TASK STATEMENT
Copy all lines of the listing that include the string "MultiProvider".

DATA FOR THE TASK START

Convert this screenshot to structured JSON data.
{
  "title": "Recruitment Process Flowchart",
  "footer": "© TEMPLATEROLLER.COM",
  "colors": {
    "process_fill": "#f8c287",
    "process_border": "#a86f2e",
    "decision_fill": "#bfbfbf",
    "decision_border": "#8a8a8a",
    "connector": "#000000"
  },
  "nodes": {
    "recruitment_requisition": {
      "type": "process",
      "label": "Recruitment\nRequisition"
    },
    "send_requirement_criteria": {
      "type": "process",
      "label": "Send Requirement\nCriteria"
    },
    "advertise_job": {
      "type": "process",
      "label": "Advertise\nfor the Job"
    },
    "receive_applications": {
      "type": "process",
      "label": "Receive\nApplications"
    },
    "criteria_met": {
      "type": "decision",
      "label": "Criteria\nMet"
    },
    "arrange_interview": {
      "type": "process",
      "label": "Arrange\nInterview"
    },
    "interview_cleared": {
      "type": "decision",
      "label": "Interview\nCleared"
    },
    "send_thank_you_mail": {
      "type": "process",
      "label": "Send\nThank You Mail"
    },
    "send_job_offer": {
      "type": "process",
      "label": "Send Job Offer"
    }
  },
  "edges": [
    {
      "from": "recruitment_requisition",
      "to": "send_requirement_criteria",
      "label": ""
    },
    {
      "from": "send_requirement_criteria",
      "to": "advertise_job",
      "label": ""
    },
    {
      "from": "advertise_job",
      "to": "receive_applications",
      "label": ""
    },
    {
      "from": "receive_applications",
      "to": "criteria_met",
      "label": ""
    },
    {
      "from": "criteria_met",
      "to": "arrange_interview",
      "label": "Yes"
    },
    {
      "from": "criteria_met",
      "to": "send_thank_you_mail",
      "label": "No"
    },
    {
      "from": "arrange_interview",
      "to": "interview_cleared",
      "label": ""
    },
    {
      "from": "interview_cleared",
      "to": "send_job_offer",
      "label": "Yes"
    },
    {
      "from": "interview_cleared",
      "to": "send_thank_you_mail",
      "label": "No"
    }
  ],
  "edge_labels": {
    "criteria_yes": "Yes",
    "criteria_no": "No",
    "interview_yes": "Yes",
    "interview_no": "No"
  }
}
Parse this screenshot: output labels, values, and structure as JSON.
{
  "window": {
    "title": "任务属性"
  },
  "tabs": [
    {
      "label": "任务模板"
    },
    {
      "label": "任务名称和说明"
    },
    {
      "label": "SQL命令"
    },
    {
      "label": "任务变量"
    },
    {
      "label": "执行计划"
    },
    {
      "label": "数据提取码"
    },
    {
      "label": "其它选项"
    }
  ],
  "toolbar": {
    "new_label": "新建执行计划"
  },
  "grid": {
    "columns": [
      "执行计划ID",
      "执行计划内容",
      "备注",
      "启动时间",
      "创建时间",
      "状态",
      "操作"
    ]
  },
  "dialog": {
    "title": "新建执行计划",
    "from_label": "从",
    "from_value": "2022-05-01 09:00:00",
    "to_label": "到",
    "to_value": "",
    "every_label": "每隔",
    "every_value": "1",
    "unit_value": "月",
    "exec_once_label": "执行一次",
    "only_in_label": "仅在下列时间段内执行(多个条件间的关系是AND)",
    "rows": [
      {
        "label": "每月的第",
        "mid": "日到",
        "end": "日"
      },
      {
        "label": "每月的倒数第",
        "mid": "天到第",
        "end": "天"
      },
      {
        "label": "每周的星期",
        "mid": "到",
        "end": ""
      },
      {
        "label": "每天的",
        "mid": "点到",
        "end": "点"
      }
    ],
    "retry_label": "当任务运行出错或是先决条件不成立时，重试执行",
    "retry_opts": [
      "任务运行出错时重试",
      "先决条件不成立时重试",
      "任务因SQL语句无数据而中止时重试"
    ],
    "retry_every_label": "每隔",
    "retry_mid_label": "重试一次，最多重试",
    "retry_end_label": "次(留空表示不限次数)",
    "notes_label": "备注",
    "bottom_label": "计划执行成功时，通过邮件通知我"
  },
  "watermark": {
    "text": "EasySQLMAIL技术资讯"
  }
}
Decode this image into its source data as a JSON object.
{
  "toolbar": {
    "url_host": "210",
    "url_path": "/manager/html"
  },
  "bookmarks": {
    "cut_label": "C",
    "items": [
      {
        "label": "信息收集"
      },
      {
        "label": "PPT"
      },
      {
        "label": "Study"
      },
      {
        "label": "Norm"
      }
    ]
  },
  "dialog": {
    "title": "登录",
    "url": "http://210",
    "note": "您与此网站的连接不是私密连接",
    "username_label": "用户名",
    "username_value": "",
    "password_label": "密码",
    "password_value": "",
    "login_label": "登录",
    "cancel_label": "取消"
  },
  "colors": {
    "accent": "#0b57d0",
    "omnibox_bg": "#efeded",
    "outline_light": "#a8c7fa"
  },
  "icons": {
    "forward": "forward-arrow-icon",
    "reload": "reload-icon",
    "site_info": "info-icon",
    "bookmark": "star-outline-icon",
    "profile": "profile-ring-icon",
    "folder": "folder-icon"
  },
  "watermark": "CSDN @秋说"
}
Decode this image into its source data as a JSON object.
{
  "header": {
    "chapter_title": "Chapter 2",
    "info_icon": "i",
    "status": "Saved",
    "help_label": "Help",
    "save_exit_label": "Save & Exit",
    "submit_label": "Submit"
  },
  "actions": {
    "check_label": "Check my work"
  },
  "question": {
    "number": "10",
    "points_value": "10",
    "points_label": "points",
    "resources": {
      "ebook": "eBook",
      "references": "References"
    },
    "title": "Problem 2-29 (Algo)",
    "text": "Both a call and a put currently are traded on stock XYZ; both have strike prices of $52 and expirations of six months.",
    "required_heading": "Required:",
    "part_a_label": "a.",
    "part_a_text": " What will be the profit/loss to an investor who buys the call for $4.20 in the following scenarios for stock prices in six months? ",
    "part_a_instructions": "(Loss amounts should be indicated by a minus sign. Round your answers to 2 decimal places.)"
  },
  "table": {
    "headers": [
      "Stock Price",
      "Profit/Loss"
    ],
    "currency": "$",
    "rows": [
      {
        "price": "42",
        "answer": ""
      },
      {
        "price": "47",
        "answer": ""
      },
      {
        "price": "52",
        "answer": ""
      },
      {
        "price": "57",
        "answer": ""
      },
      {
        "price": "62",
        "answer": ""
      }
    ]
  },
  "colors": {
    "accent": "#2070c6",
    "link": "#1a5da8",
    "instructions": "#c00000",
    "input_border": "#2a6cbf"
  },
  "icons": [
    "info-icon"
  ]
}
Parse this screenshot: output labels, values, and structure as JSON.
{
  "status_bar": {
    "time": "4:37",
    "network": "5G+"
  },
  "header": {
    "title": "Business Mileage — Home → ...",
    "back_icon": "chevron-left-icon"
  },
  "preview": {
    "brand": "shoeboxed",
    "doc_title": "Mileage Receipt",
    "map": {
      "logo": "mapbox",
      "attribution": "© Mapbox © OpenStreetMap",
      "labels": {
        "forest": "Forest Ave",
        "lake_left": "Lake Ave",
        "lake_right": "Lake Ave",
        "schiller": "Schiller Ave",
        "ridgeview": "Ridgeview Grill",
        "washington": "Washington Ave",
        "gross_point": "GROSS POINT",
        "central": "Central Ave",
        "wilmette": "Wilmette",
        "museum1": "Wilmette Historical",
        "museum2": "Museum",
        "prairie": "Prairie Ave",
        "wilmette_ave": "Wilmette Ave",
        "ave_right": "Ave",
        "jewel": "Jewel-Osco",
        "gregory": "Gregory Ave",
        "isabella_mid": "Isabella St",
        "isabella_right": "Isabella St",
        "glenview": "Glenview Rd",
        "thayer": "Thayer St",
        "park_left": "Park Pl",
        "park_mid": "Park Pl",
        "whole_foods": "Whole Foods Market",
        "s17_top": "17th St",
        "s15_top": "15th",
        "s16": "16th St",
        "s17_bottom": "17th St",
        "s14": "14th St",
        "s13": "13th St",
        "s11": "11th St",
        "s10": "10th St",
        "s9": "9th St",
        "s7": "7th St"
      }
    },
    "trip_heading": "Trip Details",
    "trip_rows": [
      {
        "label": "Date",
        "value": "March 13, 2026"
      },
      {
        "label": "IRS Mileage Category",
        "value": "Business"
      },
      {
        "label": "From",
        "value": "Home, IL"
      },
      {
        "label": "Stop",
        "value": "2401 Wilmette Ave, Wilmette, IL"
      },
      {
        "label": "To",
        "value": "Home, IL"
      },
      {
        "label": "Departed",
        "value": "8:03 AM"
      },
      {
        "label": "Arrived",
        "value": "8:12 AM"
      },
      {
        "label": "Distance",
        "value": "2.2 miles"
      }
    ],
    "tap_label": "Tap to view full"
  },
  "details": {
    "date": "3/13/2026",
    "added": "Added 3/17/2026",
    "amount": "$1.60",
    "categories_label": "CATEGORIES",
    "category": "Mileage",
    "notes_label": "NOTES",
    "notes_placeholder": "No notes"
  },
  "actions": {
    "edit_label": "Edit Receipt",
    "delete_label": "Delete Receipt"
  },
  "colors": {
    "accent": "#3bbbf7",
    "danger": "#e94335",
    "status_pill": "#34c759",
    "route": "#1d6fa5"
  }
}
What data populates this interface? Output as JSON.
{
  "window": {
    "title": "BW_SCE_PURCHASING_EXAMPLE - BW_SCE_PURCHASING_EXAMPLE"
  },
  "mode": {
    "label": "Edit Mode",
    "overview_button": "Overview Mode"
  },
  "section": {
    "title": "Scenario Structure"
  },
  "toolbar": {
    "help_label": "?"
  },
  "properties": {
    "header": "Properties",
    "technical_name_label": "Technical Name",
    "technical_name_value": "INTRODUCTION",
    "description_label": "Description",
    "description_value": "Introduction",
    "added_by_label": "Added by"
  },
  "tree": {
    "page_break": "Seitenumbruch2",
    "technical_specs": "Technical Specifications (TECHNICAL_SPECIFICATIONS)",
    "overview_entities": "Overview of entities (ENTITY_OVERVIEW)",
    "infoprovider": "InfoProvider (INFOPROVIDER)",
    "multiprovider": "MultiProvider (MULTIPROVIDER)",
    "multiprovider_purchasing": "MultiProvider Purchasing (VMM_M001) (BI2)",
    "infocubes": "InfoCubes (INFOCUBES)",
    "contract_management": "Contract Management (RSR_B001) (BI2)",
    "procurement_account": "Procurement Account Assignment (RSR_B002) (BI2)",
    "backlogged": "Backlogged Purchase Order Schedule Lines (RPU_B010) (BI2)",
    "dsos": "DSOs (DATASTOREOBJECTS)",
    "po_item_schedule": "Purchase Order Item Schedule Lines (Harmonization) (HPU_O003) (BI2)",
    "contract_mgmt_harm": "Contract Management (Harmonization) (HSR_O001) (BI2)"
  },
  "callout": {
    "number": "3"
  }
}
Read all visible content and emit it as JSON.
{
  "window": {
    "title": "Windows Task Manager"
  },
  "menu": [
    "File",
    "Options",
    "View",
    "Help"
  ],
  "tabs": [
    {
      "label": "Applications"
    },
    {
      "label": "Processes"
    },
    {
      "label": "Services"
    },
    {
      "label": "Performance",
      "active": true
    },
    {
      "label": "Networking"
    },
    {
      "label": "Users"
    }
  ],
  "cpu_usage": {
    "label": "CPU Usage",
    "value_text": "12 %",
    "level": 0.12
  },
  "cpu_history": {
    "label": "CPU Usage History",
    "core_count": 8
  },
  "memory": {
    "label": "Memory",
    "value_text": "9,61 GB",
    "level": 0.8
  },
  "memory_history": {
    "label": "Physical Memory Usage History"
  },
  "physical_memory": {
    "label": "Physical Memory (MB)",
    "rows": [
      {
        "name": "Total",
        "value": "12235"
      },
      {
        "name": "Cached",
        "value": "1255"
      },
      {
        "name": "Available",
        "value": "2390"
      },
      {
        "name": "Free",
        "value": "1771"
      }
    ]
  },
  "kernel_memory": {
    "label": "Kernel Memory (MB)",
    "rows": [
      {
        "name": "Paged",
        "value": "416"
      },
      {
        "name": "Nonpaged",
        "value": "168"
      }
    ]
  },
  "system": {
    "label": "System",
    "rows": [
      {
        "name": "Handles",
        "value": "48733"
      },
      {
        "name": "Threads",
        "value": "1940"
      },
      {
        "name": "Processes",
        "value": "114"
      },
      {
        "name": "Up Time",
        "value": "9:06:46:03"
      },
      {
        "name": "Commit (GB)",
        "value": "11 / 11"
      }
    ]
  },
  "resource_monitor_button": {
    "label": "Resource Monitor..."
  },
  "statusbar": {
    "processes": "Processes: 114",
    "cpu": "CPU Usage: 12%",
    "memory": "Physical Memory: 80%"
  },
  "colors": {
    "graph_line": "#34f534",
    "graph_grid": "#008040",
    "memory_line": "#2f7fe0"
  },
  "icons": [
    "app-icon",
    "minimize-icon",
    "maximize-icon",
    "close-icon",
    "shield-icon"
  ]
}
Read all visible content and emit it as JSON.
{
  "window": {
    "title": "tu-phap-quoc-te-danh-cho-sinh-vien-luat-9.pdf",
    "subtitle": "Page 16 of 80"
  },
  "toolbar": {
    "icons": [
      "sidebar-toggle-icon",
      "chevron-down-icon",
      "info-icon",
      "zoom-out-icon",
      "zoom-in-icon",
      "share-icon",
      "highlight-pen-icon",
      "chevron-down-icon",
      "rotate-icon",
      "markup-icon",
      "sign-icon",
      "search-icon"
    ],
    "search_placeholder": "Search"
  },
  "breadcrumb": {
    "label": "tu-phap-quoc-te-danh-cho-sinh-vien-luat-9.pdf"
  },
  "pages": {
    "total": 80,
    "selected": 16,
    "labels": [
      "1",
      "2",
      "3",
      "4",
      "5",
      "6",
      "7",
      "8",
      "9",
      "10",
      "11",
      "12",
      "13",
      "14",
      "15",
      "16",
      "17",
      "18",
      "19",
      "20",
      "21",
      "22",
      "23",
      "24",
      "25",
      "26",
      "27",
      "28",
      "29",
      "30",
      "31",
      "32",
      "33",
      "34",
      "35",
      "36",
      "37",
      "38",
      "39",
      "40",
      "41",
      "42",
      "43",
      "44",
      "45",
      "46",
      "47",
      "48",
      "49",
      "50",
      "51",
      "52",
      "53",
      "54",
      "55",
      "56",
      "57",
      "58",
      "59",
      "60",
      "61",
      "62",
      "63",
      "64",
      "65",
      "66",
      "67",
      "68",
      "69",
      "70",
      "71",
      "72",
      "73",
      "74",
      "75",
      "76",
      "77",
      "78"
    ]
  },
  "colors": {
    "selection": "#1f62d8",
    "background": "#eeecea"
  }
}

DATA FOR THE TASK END

YOUR RESPONSE
    "multiprovider": "MultiProvider (MULTIPROVIDER)",
    "multiprovider_purchasing": "MultiProvider Purchasing (VMM_M001) (BI2)",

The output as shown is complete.